    Unsurprisingly, everyone misses an essential point here. We in capitalist liberal democratic societies have convinced ourselves of the virtue of greed and money and totally forgotten its dodgy history. But consider this: money is obscene and it taints us. Money is an existential abomination, but a necessary evil. Since money is essentially evil it is fitting that we create mechanisms to regulate contact with and exchange of it. So I greatly appreciate these little cash trays at banks and shops as a kind of barrier that somewhat protects us – the customer and the vendor – from excessive taint of money on our souls. I don’t mean as a barrier to germs inhabiting the surface of the currency. I mean they serve as an acknowledgment that money is a little dodgy. Their existence in Japan – even if people no longer remember their origin – indicates that awareness of the moral dilemma at least used to be high(er), even if it is currently extinct. Of course the trays have some mundane and vaguely practical function: they help the vendor display change to the customer for confirmation; they help prevent embarrassing spillage onto the floor, etc. But those are only quaint justifications revealing people’s ignorance of the spiritual and existential debate associated with money. Let people know – teach them, remind them – that although money is important it is not THAT important!

    • J.P. Bunny

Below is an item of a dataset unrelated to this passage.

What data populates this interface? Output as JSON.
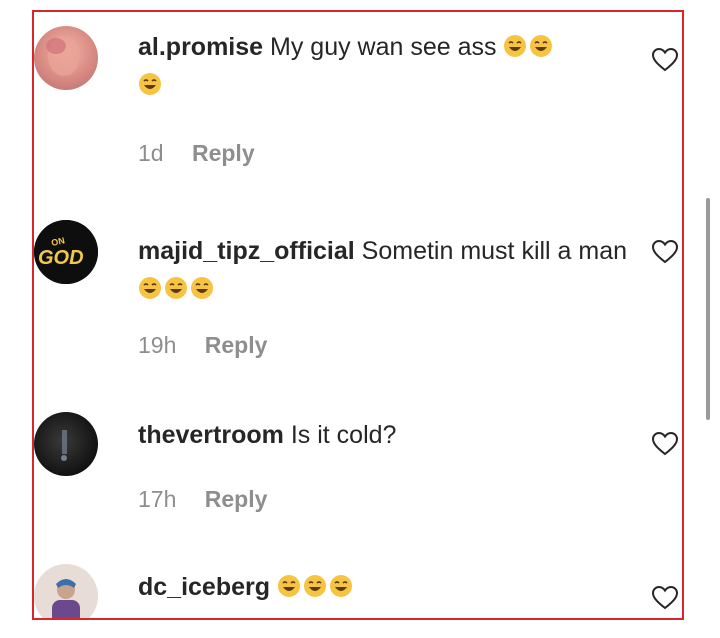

      I certainly wouldn’t mind being tainted with a bit more of this obscene money.

    • Hendrix

      Lighten up man ! … whats with the ” i’m above money” banta? …

      • http://registeredalien.weebly.com gpiper

        I guess you missed the part where I said that money is important.

  • raptorjesus169

    You said the word karuton was adopted into Japanese around 1918. Isn’t that around the time Japan was getting more cultural influence from Western countries? Seeing as these trays are used quite a bit, at least in America, it would make sense that these coin trays were also a by product of that influence.

  • Mike Brown

    you can hand the clerk your money if you want. I promise, they won’t turn it down.

  • srbh

    Alice – if you get a chance to ask follow-up questions, I also wonder why change is always given “big notes first”. Our American “logic” follows the form of starting with the transaction amount, and then adding change until it equals the amount given by customer. Yet another example of “logic” not being universal….
    Scott

  • Jambor Jambor

    There is a much older custom that seems so similar it is hard to imagine that it is not related. When passing an item to someone – say a cup to a house guest – one is traditionally never supposed to hand the item directly to the other person – i.e. never directly from hand to hand. Typically this meant placing the item on a tray (お盆) and offering the item on the tray to the person (or at least placing the item in front of the person for them to pick up). You can see examples of this today in, for example, formal Shinto ceremonies a ceremonial square tray is often used (折敷) or frankly at any fancy kaiseki restaurants.

    I’m not sure about the origin of the custom, but perhaps the action of taking something out of someone’s hand feels too close to taking it forcefully from them – i.e. for the same reason it is considered impolite for two people to hold the same piece of food by chopstick (for example, if passing food between people from chopstick to chopstick).

  • marcellus00

    “Coin trays” are common in Russia too. But, as I think of it, I don’t how to call them)

  • Michael

    One name for these trays that comes up with the most hits on a Bing image search is “check tray”.